The topic also resonated with Favre because her mother, while she was born in France, is Algerian. “For her, she always wanted to have the same rights as everyone else. She was a big advocate for that. She raised me in that way as well. So for her it’s also an important cover on a personal level.”
When asked about her favorite assignments, Favre referenced “Operating Theatre” for The New Yorker’s “Health, Medicine & the Body” issue last year.
“It was an extremely important project because it went totally viral.”
In her illustration, female surgeons are arranged in a circle looking down, as if the viewer is on the operating table. In the animation, the image is viewed as if through a blinking eyelid. Women surgeons around the world started re-enacting Favre’s cover, sharing more than 5,000 photos, with the hashtags #NYerORCoverChallenge and #ILookLikeASurgeon.
“For me, it was a very important moment,” Favre said. “It reached out to an audience that wasn’t design-focused. It was something very profound that spoke to these women, and they took it as a very strong statement of let’s celebrate women surgeons.”
Does Favre think the women of Saudi Arabia are up for such an assignment? “I think it definitely has the potential to do that as well,” she said. Challenge accepted.

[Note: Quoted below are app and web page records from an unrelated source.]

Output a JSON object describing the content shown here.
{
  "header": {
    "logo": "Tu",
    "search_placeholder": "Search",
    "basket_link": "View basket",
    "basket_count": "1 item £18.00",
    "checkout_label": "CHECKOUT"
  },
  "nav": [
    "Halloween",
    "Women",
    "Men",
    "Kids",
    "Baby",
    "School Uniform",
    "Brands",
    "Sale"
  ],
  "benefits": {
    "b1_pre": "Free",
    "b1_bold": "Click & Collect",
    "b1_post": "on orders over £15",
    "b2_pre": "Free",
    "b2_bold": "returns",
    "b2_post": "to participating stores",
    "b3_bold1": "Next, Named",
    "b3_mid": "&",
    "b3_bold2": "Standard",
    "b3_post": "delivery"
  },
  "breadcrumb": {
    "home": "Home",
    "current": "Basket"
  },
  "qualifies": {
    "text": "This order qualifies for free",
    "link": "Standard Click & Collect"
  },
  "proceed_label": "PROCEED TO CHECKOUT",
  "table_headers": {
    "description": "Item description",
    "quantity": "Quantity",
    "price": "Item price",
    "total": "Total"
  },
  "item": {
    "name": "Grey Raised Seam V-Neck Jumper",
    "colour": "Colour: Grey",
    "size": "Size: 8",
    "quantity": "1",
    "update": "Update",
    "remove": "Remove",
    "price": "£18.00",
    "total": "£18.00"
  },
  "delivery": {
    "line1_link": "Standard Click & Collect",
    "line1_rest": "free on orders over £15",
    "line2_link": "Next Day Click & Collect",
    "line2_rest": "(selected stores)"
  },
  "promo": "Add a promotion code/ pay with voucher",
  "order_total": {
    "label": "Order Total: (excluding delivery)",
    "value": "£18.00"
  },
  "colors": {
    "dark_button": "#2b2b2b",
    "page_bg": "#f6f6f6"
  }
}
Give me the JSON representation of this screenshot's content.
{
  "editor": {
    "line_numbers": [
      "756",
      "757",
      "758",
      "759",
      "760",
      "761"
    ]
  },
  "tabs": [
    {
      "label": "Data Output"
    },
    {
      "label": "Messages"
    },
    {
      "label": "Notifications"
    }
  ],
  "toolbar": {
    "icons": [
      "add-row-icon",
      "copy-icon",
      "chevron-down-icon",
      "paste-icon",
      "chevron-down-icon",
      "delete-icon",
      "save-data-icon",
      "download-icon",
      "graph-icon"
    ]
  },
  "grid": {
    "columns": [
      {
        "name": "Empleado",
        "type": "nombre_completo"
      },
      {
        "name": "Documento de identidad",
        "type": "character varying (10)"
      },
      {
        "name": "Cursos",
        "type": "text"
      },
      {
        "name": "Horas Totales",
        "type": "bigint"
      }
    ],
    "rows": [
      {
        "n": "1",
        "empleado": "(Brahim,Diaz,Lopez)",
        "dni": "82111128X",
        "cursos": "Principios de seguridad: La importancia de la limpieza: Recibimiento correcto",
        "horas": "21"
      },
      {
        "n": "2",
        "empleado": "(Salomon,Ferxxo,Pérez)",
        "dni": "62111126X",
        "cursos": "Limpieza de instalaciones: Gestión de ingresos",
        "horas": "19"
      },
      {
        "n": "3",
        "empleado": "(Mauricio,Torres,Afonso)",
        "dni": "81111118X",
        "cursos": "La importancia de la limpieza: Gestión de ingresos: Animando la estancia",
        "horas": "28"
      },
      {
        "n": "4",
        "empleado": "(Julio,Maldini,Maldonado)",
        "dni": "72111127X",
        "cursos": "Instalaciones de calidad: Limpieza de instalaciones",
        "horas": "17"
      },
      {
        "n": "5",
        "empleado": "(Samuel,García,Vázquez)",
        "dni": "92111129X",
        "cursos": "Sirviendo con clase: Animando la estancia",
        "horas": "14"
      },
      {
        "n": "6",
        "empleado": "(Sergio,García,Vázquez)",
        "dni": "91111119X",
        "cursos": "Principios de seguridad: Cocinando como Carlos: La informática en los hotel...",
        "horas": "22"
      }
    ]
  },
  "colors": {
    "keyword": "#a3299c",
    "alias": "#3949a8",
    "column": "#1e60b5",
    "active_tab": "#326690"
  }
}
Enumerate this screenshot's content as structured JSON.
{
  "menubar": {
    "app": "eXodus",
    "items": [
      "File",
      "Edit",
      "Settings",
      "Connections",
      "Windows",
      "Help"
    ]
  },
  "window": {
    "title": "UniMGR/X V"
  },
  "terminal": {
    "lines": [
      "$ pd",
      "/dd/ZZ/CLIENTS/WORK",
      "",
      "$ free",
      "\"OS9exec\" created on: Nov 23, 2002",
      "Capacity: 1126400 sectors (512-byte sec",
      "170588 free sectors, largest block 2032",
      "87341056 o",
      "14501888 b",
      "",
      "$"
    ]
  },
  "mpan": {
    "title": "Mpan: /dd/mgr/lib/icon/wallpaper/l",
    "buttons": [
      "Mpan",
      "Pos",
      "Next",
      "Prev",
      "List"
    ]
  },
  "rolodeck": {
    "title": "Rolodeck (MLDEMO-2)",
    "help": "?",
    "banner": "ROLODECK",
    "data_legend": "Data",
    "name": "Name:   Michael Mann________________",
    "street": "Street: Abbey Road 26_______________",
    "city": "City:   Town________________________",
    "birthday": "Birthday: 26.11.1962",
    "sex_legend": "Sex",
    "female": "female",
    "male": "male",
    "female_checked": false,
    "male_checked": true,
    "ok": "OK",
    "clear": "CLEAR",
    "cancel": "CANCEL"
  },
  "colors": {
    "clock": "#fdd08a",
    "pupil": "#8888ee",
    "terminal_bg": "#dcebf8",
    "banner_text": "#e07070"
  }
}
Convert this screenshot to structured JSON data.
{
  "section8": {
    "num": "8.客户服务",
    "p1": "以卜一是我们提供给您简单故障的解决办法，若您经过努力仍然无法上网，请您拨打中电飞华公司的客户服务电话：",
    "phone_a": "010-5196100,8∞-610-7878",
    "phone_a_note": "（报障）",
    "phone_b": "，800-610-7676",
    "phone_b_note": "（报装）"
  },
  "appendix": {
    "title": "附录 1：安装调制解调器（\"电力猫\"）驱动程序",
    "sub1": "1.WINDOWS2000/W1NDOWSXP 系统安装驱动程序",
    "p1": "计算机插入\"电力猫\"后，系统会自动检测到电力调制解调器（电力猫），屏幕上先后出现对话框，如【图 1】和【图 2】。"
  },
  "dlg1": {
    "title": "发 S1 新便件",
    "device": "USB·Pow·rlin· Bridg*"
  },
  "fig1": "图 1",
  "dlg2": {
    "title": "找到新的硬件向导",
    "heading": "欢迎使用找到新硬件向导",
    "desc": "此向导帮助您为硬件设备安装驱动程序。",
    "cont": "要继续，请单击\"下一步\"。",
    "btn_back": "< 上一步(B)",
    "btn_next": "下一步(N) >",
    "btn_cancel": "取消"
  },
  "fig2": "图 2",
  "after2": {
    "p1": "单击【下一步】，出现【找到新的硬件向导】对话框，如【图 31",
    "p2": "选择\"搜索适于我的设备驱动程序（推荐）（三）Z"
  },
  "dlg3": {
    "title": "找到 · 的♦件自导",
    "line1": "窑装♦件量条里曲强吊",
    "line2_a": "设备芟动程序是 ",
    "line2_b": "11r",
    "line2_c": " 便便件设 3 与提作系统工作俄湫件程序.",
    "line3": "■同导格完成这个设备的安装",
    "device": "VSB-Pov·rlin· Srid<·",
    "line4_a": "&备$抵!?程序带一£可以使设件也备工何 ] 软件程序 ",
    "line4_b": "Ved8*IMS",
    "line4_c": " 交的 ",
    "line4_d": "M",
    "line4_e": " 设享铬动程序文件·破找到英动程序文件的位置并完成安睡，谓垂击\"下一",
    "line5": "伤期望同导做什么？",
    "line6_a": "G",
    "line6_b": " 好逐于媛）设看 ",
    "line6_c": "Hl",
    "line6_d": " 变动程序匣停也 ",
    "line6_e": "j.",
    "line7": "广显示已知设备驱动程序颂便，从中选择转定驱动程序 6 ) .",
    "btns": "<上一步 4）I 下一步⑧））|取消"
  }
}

• Download our free #SaudiWomenCanDrive mobile phone background designed by renowned artist Malika Favre: https://startyourengines.21wallpaper.design